Addiction to Mobile Phones

Frequent reading of e-mails, automatic logging on to applications like WhatsApp,  Facebook, and others; looking for the phone even when it isn't clear what we need it for; using the phone while driving although we know this endangers our own life and that of others on the road; preferring the phone over social activities or sleep - the reality around us is much less interesting; the thought of losing the phone has become unbearable – does all this sound familiar?  Forty-four percent of Americans reported experiencing anxiety states after losing a phone and not being able to replace it immediately. 

The term 'addiction' is defined in the Merriam-Webster dictionary as: 'a strong and harmful need to regularly have something (such as a drug) or do something (such as gamble)'.  This definition seems to fit mobile phone 'addicts'.

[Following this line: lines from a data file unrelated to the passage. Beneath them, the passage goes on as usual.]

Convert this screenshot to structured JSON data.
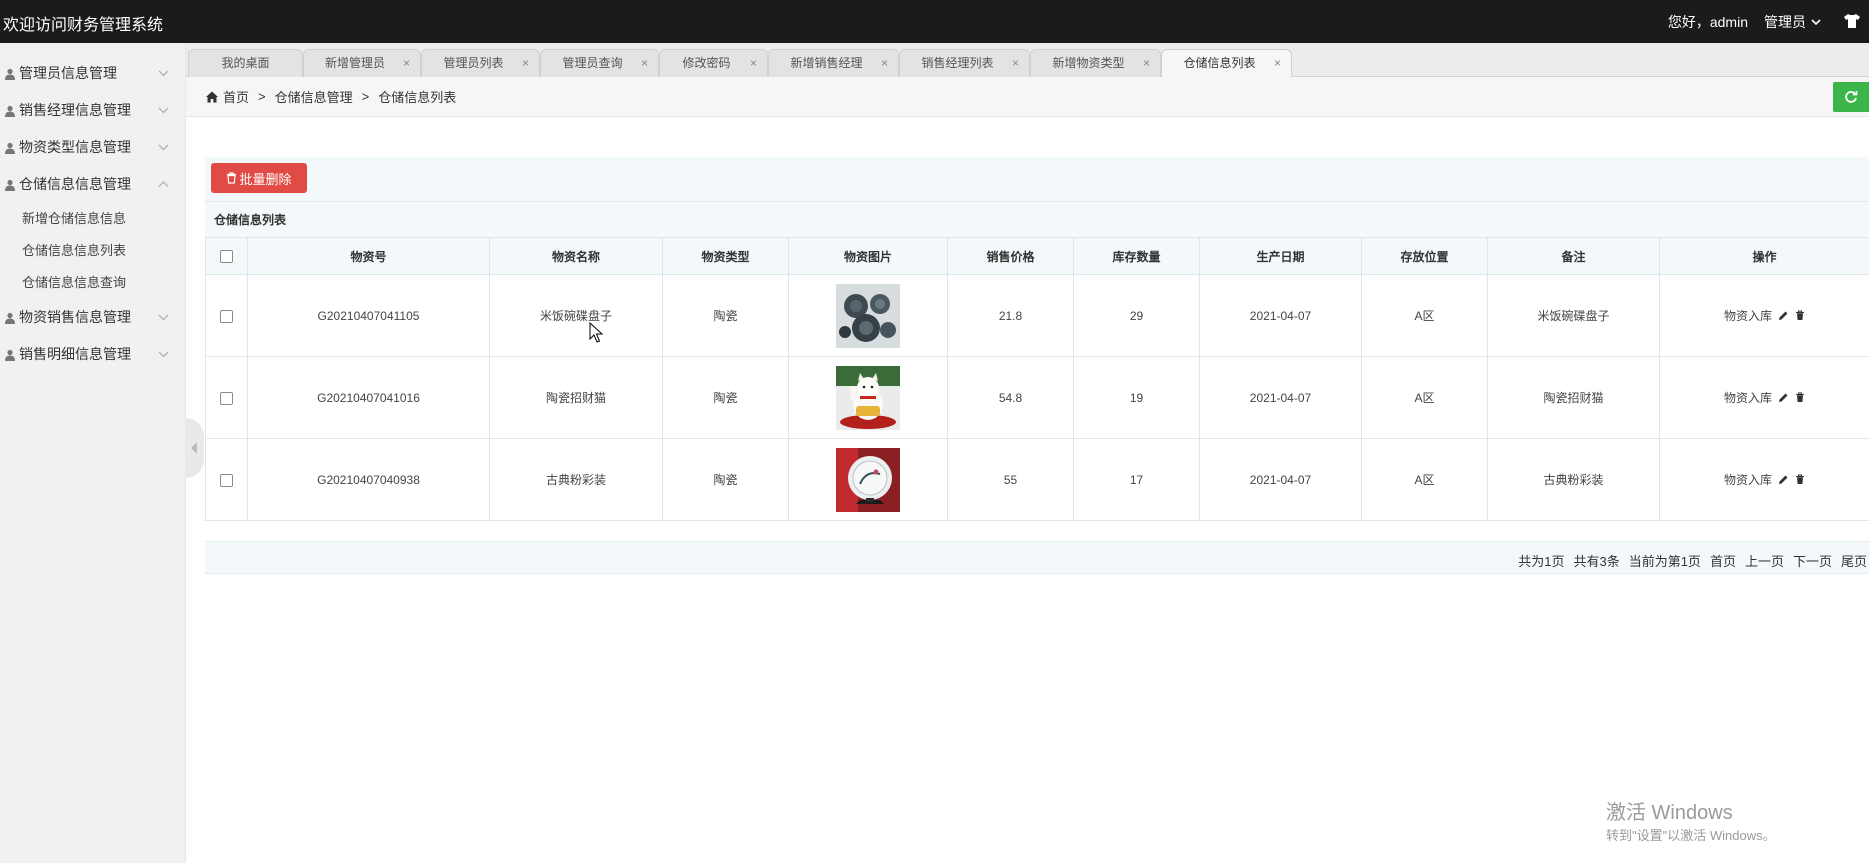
{
  "header": {
    "title": "欢迎访问财务管理系统",
    "greeting": "您好，admin",
    "role": "管理员"
  },
  "sidebar": {
    "items": [
      {
        "label": "管理员信息管理",
        "expanded": false
      },
      {
        "label": "销售经理信息管理",
        "expanded": false
      },
      {
        "label": "物资类型信息管理",
        "expanded": false
      },
      {
        "label": "仓储信息信息管理",
        "expanded": true,
        "children": [
          "新增仓储信息信息",
          "仓储信息信息列表",
          "仓储信息信息查询"
        ]
      },
      {
        "label": "物资销售信息管理",
        "expanded": false
      },
      {
        "label": "销售明细信息管理",
        "expanded": false
      }
    ]
  },
  "tabs": [
    {
      "label": "我的桌面",
      "closable": false
    },
    {
      "label": "新增管理员",
      "closable": true
    },
    {
      "label": "管理员列表",
      "closable": true
    },
    {
      "label": "管理员查询",
      "closable": true
    },
    {
      "label": "修改密码",
      "closable": true
    },
    {
      "label": "新增销售经理",
      "closable": true
    },
    {
      "label": "销售经理列表",
      "closable": true
    },
    {
      "label": "新增物资类型",
      "closable": true
    },
    {
      "label": "仓储信息列表",
      "closable": true,
      "active": true
    }
  ],
  "tab_close_glyph": "×",
  "breadcrumb": {
    "items": [
      "首页",
      "仓储信息管理",
      "仓储信息列表"
    ],
    "separator": ">"
  },
  "toolbar": {
    "batch_delete_label": "批量删除"
  },
  "list": {
    "title": "仓储信息列表",
    "columns": [
      "物资号",
      "物资名称",
      "物资类型",
      "物资图片",
      "销售价格",
      "库存数量",
      "生产日期",
      "存放位置",
      "备注",
      "操作"
    ],
    "rows": [
      {
        "code": "G20210407041105",
        "name": "米饭碗碟盘子",
        "type": "陶瓷",
        "image_icon": "dish-set-image",
        "price": "21.8",
        "stock": "29",
        "date": "2021-04-07",
        "location": "A区",
        "note": "米饭碗碟盘子",
        "action": "物资入库"
      },
      {
        "code": "G20210407041016",
        "name": "陶瓷招财猫",
        "type": "陶瓷",
        "image_icon": "lucky-cat-image",
        "price": "54.8",
        "stock": "19",
        "date": "2021-04-07",
        "location": "A区",
        "note": "陶瓷招财猫",
        "action": "物资入库"
      },
      {
        "code": "G20210407040938",
        "name": "古典粉彩装",
        "type": "陶瓷",
        "image_icon": "decorative-plate-image",
        "price": "55",
        "stock": "17",
        "date": "2021-04-07",
        "location": "A区",
        "note": "古典粉彩装",
        "action": "物资入库"
      }
    ]
  },
  "pager": {
    "total_pages": "共为1页",
    "total_items": "共有3条",
    "current": "当前为第1页",
    "first": "首页",
    "prev": "上一页",
    "next": "下一页",
    "last": "尾页"
  },
  "watermark": {
    "line1": "激活 Windows",
    "line2": "转到\"设置\"以激活 Windows。"
  },
  "colors": {
    "header_bg": "#1b1b1b",
    "danger": "#e14b46",
    "success": "#3bb54a",
    "panel_bg": "#f3f8fb"
  }
}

According to a survey by the PEW Research Institute, 90% of adults in the USA possessed a mobile phone in 2014, and 64% owned smartphones at the beginning of 2015, an increase of 35% since 2011; 85% of young adults owned a smartphone. Various studies have shown that the most intensive use of mobile phones is among young adults, such as students.  In a study conducted as early as the 1980s, students at an American college declared that they considered the phone to be an integral part of who they were – a sort of extension of themselves. The smartphones constitute an important level in maintaining social relations and in conducting urgent daily tasks.  Smartphones are rapidly replacing laptop computers for surfing the web; as of 2015, 15% of young Americans aged 18-29 used them for Internet access.


A study conducted in 2014 among 164 students at an American college found that female students used the mobile phones significantly more frequently than males.  For example, it was found that average daily talk-time was 37.1 minutes as opposed to 29.3 minutes, and average texting duration was 105.4 minutes as opposed to 84.4 minutes, respectively.  Also, 60% of the students admitted they might be addicted to their mobile phones, and that they felt uncomfortable when the phone was outside their range of vision.


Why does the mobile phone engender a feeling of addiction that reaches a state where we require its presence in our lives at all times?

In the 1950s the American psychologist, Burrhus Frederic Skinner investigated the theory of variable rewards.  He studied the effects on behavior of a positive reward, such as a treat, on mice.  Mice that pressed a lever and randomly obtained a variable reward (sometimes a small treat, sometimes a large one and sometimes none) reached a state of heightened awareness and pressed the lever compulsively, compared with mice that received the same reward at each attempt.  The mice's behavior when confronted with variable rewards may be compared to human behavior when receiving text messages on the mobile phone.  We look at the phone immediately when we hear any sound from it, without knowing what kind of reward awaits us.  It may be a small reward in the form of daily messages providing information, notices of bargains in various stores, etc.,  or the sound may herald a bigger reward, such as a gladdening message from a friend, mail from a loved one, or a funny video clip which is a 'must see'.  It is the big rewards that create the addiction, and because we don't know when they will arrive, we press the lever compulsively in the hope of receiving them.


The variable rewards pattern of behavior is connected to the dopamine system in the brain. Dopamine is a neurotransmitter that links between desire and habit.  The dopamine system encourages us to repeat the behavior that has earned us a reward; the unexpected rewards give rise to secretion of higher levels of the neurotransmitter dopamine in the brain, thus reinforcing this behavior, i.e. there exists a mechanism which reinforces its repetitiveness.  Theories linking the variable rewards theory to the use of mobile phones have not yet been backed up by reliable scientific studies.  It may be expected that the impressive presence of mobile phones in our lives will give rise to additional publications reporting the various behavioral effects related to their use.


To avoid addiction to the mobile phone we, the users, should try to understand our precise needs for the device.  It is important to distinguish between a 'real' need that exploits the advantages of the device, and a need promoted by the mobile phone companies and applications developers, that is self-perpetuating through addiction to the device. 



  • PEW Mobile Technology Fact Sheet, 2014. Available at: Last accessed 10 May 2015
  • Pew Research Center, April, 2015, “The Smartphone Difference”  Available at: Last accessed 10 May 2015
  • Belk RW.. Possessions and the extended self. Journal of Consumer Research 1988; 15:139–168.
  • Roberts JA, Petnji Yaya LH, Manolis C. The invisible addiction: Cell-phone activities and addiction among male and female college students. J Behav Addict. 2014; 3:254-265.
  • Ferster CB. and Skinner BF. Schedules of reinforcement. 1957; New York: Appleton-Century-Crofts.